The skills taught in DBT are specifically designed to help people with BPD. Emotional regulation sessions can help them to deal with those big surges of emotion, while distress tolerance can help them to accept the fact that life can be unpleasant from time to time.
Without therapy, people with BPD tend to look for their own solutions, and that solution might involve suicide. Someone with BPD can feel isolated, attacked, and utterly alone, and someone like this might lean on death to make the pain stop.
DBT has been proven effective in reducing suicide risks in people with BPD. In one such study, published in JAMA Psychiatry, researchers found that people who had DBT were half as likely to make a suicide attempt than were people who did not get the therapy. This is a remarkable outcome, and it demonstrates why clinicians might lean on DBT for people with BPD.
Use in Addiction
People with BPD can, and often do, choose to self-medicate with substances of abuse. When they do, they can develop addictions that are complicated by the presence of that mental illness. These people can get better, but they might need specialized approaches to get there. DBT can work wonderfully well for people like this.
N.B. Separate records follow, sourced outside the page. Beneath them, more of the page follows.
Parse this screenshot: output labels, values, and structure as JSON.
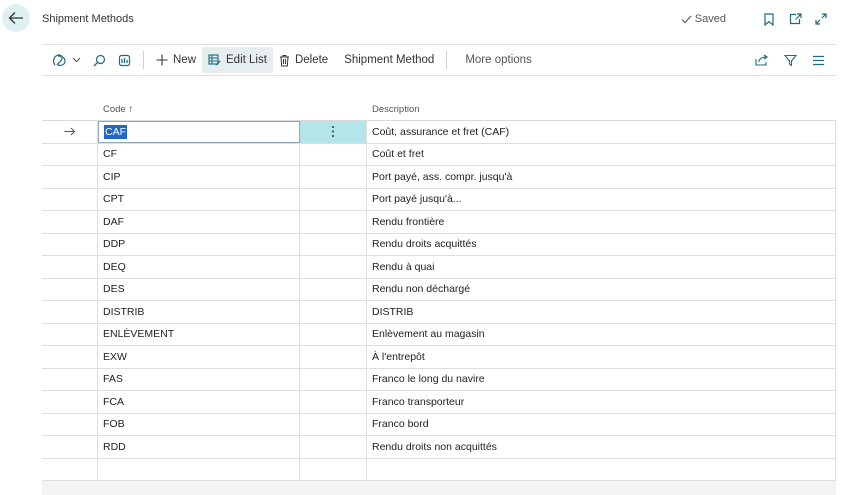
{
  "page": {
    "title": "Shipment Methods",
    "saved_label": "Saved"
  },
  "toolbar": {
    "new_label": "New",
    "edit_list_label": "Edit List",
    "delete_label": "Delete",
    "shipment_method_label": "Shipment Method",
    "more_options_label": "More options"
  },
  "grid": {
    "code_header": "Code ↑",
    "description_header": "Description",
    "rows": [
      {
        "code": "CAF",
        "description": "Coût, assurance et fret (CAF)"
      },
      {
        "code": "CF",
        "description": "Coût et fret"
      },
      {
        "code": "CIP",
        "description": "Port payé, ass. compr. jusqu'à"
      },
      {
        "code": "CPT",
        "description": "Port payé jusqu'à..."
      },
      {
        "code": "DAF",
        "description": "Rendu frontière"
      },
      {
        "code": "DDP",
        "description": "Rendu droits acquittés"
      },
      {
        "code": "DEQ",
        "description": "Rendu à quai"
      },
      {
        "code": "DES",
        "description": "Rendu non déchargé"
      },
      {
        "code": "DISTRIB",
        "description": "DISTRIB"
      },
      {
        "code": "ENLÈVEMENT",
        "description": "Enlèvement au magasin"
      },
      {
        "code": "EXW",
        "description": "À l'entrepôt"
      },
      {
        "code": "FAS",
        "description": "Franco le long du navire"
      },
      {
        "code": "FCA",
        "description": "Franco transporteur"
      },
      {
        "code": "FOB",
        "description": "Franco bord"
      },
      {
        "code": "RDD",
        "description": "Rendu droits non acquittés"
      }
    ]
  },
  "colors": {
    "accent": "#2266cc",
    "selected_menu": "#b4e5ea",
    "back_button": "#dff0f1",
    "icon": "#1d6a82"
  }
}
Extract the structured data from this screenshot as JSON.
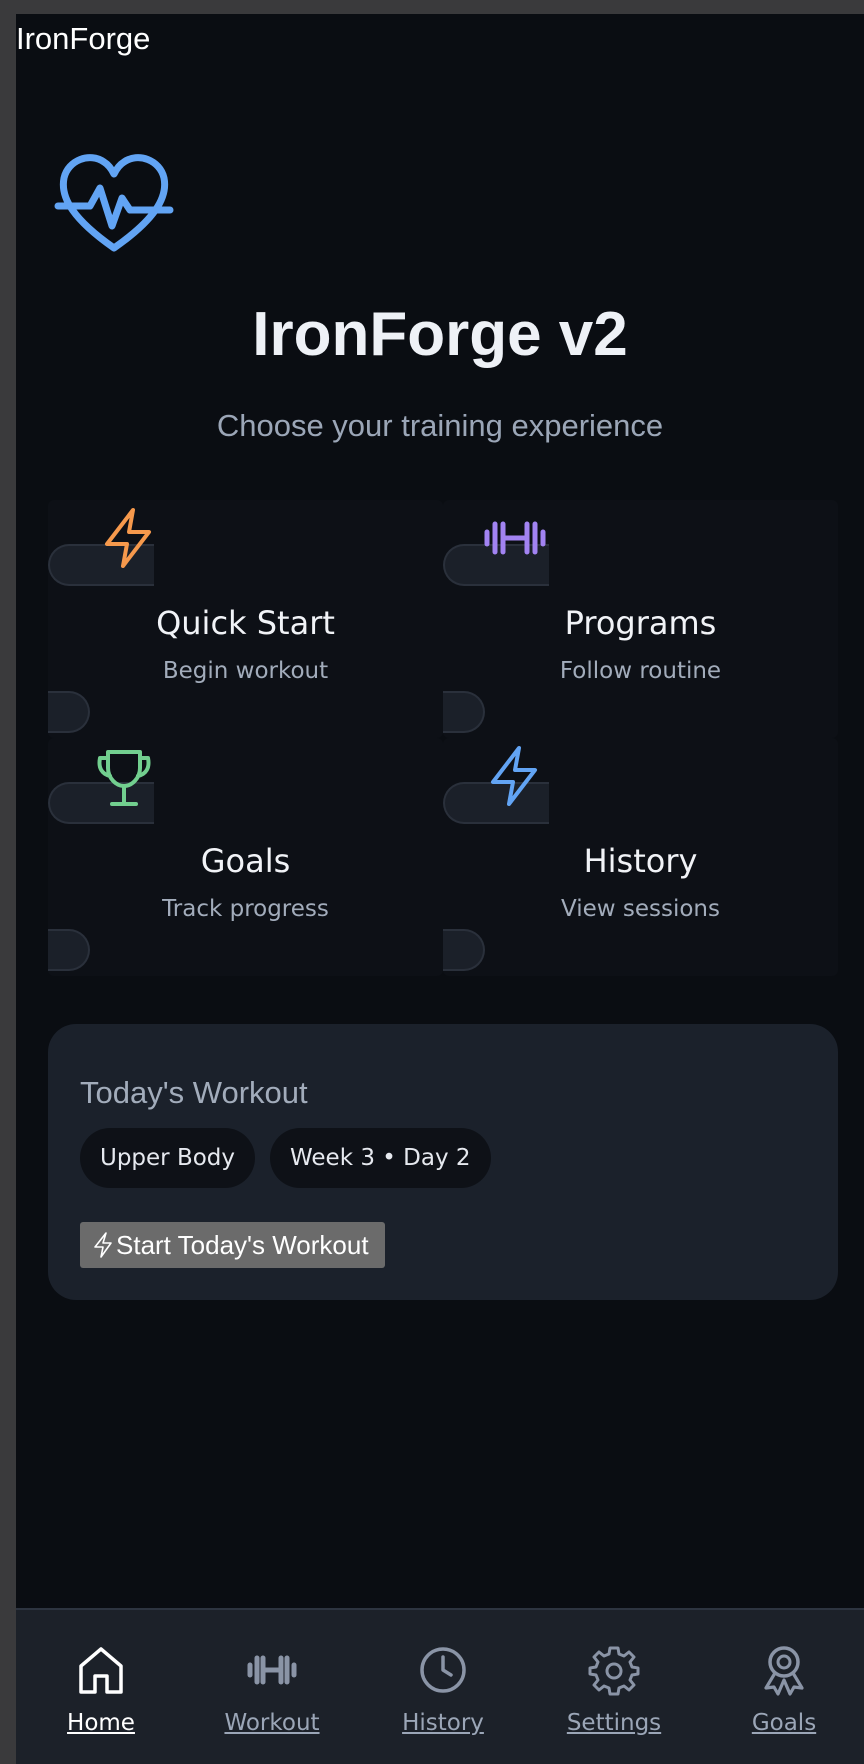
{
  "app": {
    "window_title": "IronForge"
  },
  "hero": {
    "icon": "heart-pulse-icon",
    "title": "IronForge v2",
    "subtitle": "Choose your training experience"
  },
  "cards": [
    {
      "icon": "lightning-icon",
      "title": "Quick Start",
      "subtitle": "Begin workout",
      "icon_color": "#f6994c"
    },
    {
      "icon": "dumbbell-icon",
      "title": "Programs",
      "subtitle": "Follow routine",
      "icon_color": "#a283f2"
    },
    {
      "icon": "trophy-icon",
      "title": "Goals",
      "subtitle": "Track progress",
      "icon_color": "#72cf8f"
    },
    {
      "icon": "lightning-icon",
      "title": "History",
      "subtitle": "View sessions",
      "icon_color": "#62a4f4"
    }
  ],
  "today": {
    "title": "Today's Workout",
    "chips": [
      "Upper Body",
      "Week 3 • Day 2"
    ],
    "start_button": "Start Today's Workout"
  },
  "nav": {
    "items": [
      {
        "label": "Home",
        "icon": "home-icon",
        "active": true
      },
      {
        "label": "Workout",
        "icon": "dumbbell-icon",
        "active": false
      },
      {
        "label": "History",
        "icon": "clock-icon",
        "active": false
      },
      {
        "label": "Settings",
        "icon": "gear-icon",
        "active": false
      },
      {
        "label": "Goals",
        "icon": "award-icon",
        "active": false
      }
    ]
  },
  "colors": {
    "background": "#0a0d12",
    "surface": "#1b212b",
    "accent_blue": "#62a4f4",
    "text_primary": "#eef1f6",
    "text_secondary": "#9ba6b7"
  }
}
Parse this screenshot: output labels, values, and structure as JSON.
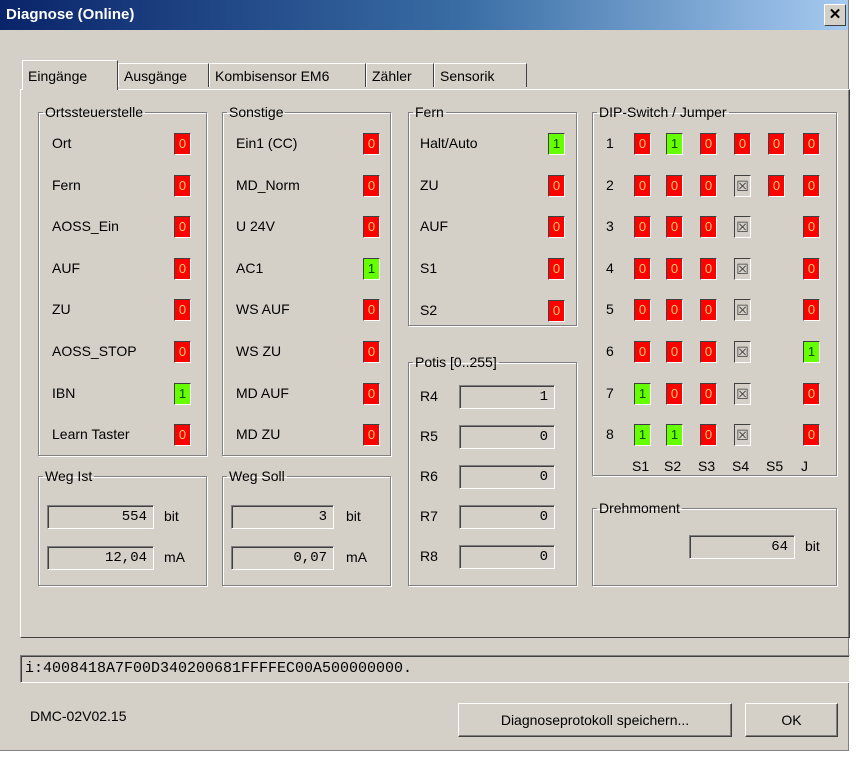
{
  "window": {
    "title": "Diagnose (Online)",
    "close_glyph": "✕"
  },
  "tabs": [
    "Eingänge",
    "Ausgänge",
    "Kombisensor EM6",
    "Zähler",
    "Sensorik"
  ],
  "ortssteuerstelle": {
    "legend": "Ortssteuerstelle",
    "rows": [
      {
        "label": "Ort",
        "value": "0"
      },
      {
        "label": "Fern",
        "value": "0"
      },
      {
        "label": "AOSS_Ein",
        "value": "0"
      },
      {
        "label": "AUF",
        "value": "0"
      },
      {
        "label": "ZU",
        "value": "0"
      },
      {
        "label": "AOSS_STOP",
        "value": "0"
      },
      {
        "label": "IBN",
        "value": "1"
      },
      {
        "label": "Learn Taster",
        "value": "0"
      }
    ]
  },
  "sonstige": {
    "legend": "Sonstige",
    "rows": [
      {
        "label": "Ein1 (CC)",
        "value": "0"
      },
      {
        "label": "MD_Norm",
        "value": "0"
      },
      {
        "label": "U 24V",
        "value": "0"
      },
      {
        "label": "AC1",
        "value": "1"
      },
      {
        "label": "WS AUF",
        "value": "0"
      },
      {
        "label": "WS ZU",
        "value": "0"
      },
      {
        "label": "MD AUF",
        "value": "0"
      },
      {
        "label": "MD ZU",
        "value": "0"
      }
    ]
  },
  "fern": {
    "legend": "Fern",
    "rows": [
      {
        "label": "Halt/Auto",
        "value": "1"
      },
      {
        "label": "ZU",
        "value": "0"
      },
      {
        "label": "AUF",
        "value": "0"
      },
      {
        "label": "S1",
        "value": "0"
      },
      {
        "label": "S2",
        "value": "0"
      }
    ]
  },
  "potis": {
    "legend": "Potis [0..255]",
    "rows": [
      {
        "label": "R4",
        "value": "1"
      },
      {
        "label": "R5",
        "value": "0"
      },
      {
        "label": "R6",
        "value": "0"
      },
      {
        "label": "R7",
        "value": "0"
      },
      {
        "label": "R8",
        "value": "0"
      }
    ]
  },
  "dip": {
    "legend": "DIP-Switch / Jumper",
    "row_labels": [
      "1",
      "2",
      "3",
      "4",
      "5",
      "6",
      "7",
      "8"
    ],
    "col_labels": [
      "S1",
      "S2",
      "S3",
      "S4",
      "S5",
      "J"
    ],
    "grid": [
      [
        "0",
        "1",
        "0",
        "0",
        "0",
        "0"
      ],
      [
        "0",
        "0",
        "0",
        "X",
        "0",
        "0"
      ],
      [
        "0",
        "0",
        "0",
        "X",
        "",
        "0"
      ],
      [
        "0",
        "0",
        "0",
        "X",
        "",
        "0"
      ],
      [
        "0",
        "0",
        "0",
        "X",
        "",
        "0"
      ],
      [
        "0",
        "0",
        "0",
        "X",
        "",
        "1"
      ],
      [
        "1",
        "0",
        "0",
        "X",
        "",
        "0"
      ],
      [
        "1",
        "1",
        "0",
        "X",
        "",
        "0"
      ]
    ],
    "x_glyph": "☒"
  },
  "weg_ist": {
    "legend": "Weg Ist",
    "value1": "554",
    "unit1": "bit",
    "value2": "12,04",
    "unit2": "mA"
  },
  "weg_soll": {
    "legend": "Weg Soll",
    "value1": "3",
    "unit1": "bit",
    "value2": "0,07",
    "unit2": "mA"
  },
  "drehmoment": {
    "legend": "Drehmoment",
    "value": "64",
    "unit": "bit"
  },
  "hex_status": "i:4008418A7F00D340200681FFFFEC00A500000000.",
  "footer": {
    "version": "DMC-02V02.15",
    "save_button": "Diagnoseprotokoll speichern...",
    "ok_button": "OK"
  },
  "colors": {
    "on": "#66ff00",
    "off": "#ff0000",
    "face": "#d4d0c8",
    "title_start": "#0a246a"
  }
}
In one such study of effectiveness, published in Addiction Science and Clinical Practice, researchers found that people with addictions and BPD were much more likely to stay in treatment if they got DBT. Of those who got DBT, 64 percent stayed in care, while only 27 percent of people who did not get DBT stayed in care. The people who got DBT were much more likely to reduce their drug use, and they kept those gains at the 16-month follow-up mark. These are amazing changes, and they are available to people who have addictions without BPD, too.
Some of the lessons taught as part of the DBT package could be of great use to people who have a long history of addiction. For example, in a study of people enrolling in addiction care, published in the Journal of Global Drug Policy and Practice, researchers found that 58.3 percent of the families of people enrolling in care reported that the person they loved had difficulty in asking for help. These people clearly needed help in order to overcome the addiction, but they did not know whom to turn to. The interpersonal effectiveness module of DBT could be vital in helping people like this learn how to ask for assistance from others in a way that is polite, appropriate, and likely to be successful.
This back-to-basics approach could help people with addictions to simply feel better about everything happening with their bodies, and that could help them to avoid another trigger to use drugs.
Finally, DBT focuses on making small changes one step at a time. Rather than feeling as though they need to stop using all drugs for all time, right now, people can make a commitment to stop using drugs for the next five minutes. The goals are very short, and people take those goals as they happen, one day at a time.
This is a thinking that is pervasive in the 12-Step recovery movement, and some people with addictions find it quite helpful. Rather than worrying about how they can get through the next 10 years without even one hit of drugs, they can focus on the minutes that are right in front of them. Doing so could bring about very real and persistent changes down the line.
If DBT is part of the treatment program, people enrolling in care can do a little advanced work in order to prepare. Often, that work involves thinking about being open, honest, and realistic as therapy progresses. The more people share, even if it seems unpleasant, the more they might benefit. Any advanced work people can do to open their minds and hearts before therapy is bound to be beneficial when the treatments begin.